In January 2010, Tatro received notice he failed to meet department expectations by falling below the shift average, according to the lawsuit. The lawsuit alleges that nine months later, he was taken into a meeting with supervisors, given a written reprimand and told that he was going to be suspended based on a personnel complaint.
Tatro then allegedly complained to former Police Chief Lisa Solomon and the city’s human resources department about illegal quotas. He was allegedly told to pursue the matter through department channels.

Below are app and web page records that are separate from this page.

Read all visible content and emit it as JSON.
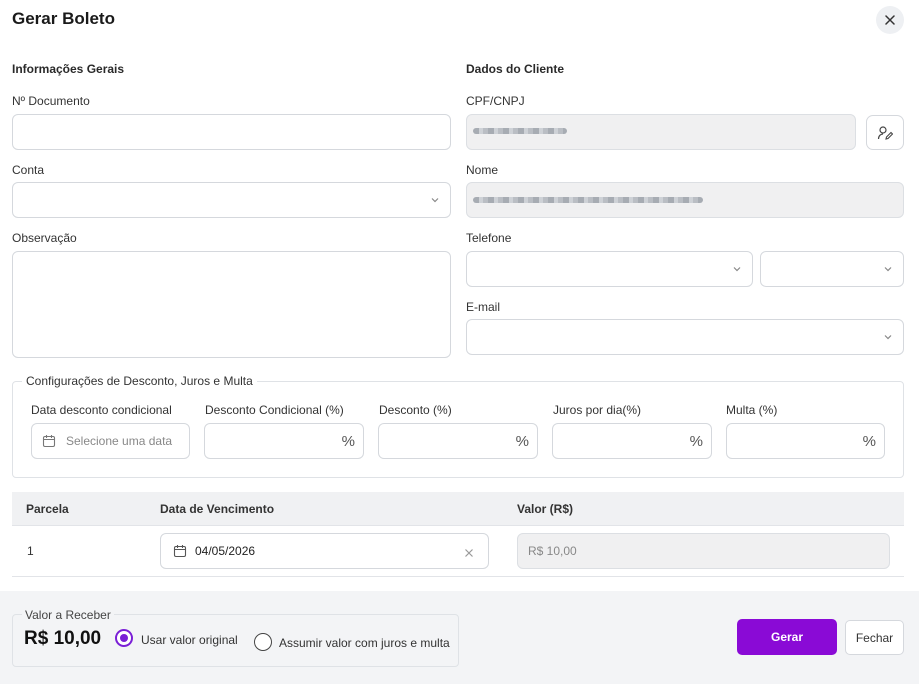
{
  "modal": {
    "title": "Gerar Boleto",
    "close_icon": "close-icon"
  },
  "general": {
    "section_title": "Informações Gerais",
    "documento_label": "Nº Documento",
    "documento_value": "",
    "conta_label": "Conta",
    "conta_value": "",
    "observacao_label": "Observação",
    "observacao_value": ""
  },
  "cliente": {
    "section_title": "Dados do Cliente",
    "cpf_label": "CPF/CNPJ",
    "nome_label": "Nome",
    "telefone_label": "Telefone",
    "email_label": "E-mail",
    "edit_icon": "edit-user-icon"
  },
  "descontos": {
    "legend": "Configurações de Desconto, Juros e Multa",
    "fields": [
      {
        "label": "Data desconto condicional",
        "placeholder": "Selecione uma data",
        "suffix": ""
      },
      {
        "label": "Desconto Condicional (%)",
        "placeholder": "",
        "suffix": "%"
      },
      {
        "label": "Desconto (%)",
        "placeholder": "",
        "suffix": "%"
      },
      {
        "label": "Juros por dia(%)",
        "placeholder": "",
        "suffix": "%"
      },
      {
        "label": "Multa (%)",
        "placeholder": "",
        "suffix": "%"
      }
    ]
  },
  "parcelas": {
    "headers": [
      "Parcela",
      "Data de Vencimento",
      "Valor (R$)"
    ],
    "rows": [
      {
        "parcela": "1",
        "vencimento": "04/05/2026",
        "valor": "R$ 10,00"
      }
    ]
  },
  "footer": {
    "valor_legend": "Valor a Receber",
    "valor_amount": "R$ 10,00",
    "radio_original": "Usar valor original",
    "radio_juros": "Assumir valor com juros e multa",
    "gerar_label": "Gerar",
    "fechar_label": "Fechar"
  },
  "colors": {
    "accent": "#8a0ad6",
    "disabled_bg": "#f0f0f1",
    "footer_bg": "#f3f4f6"
  }
}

According to the lawsuit, in March 2011, the department began an internal affairs investigation into the officer. Tatro alleges that department supervisors retaliated against him, denying him opportunities for advancement, subjecting him to ostracism from co-workers, making malicious statements against him, and subjected him to unwarranted counseling.
A claim for damages was rejected by the city in January 2012.
According to the California Vehicle Code, law enforcement agencies are prohibited from forcing officers to meet quotas for traffic citations. Agencies also may not use the number of citations issued by an officer as the sole reason to promote, demote, reassign, or otherwise discipline an officer.
An internal department memo obtained by the Tribune March 2012 titled, “Traffic Enforcement Expectations,” denies there was a quota system, but said more than one officer voiced concern.
“A number of complaints have come up over time regarding traffic enforcement,” Solomon wrote in the memo. “We have also had some concerns raised about whether our use of these statistics create an improper ‘arrest quota.’”
She added that it was the city attorney’s opinion that it did not. City Manager Jim App said at the time that he suggested Solomon write the memo to clarify to officers that the policy was legal.
“There was no quota and the memo was a reflection of that to the troops,” App said in April 2012.
As of Tuesday evening, jury selection had not been completed, but Tatro’s Encino-based attorney, Jeffrey Lipow, said he hoped to begin opening arguments in Paso Robles Wednesday and expected the trial to last through next week.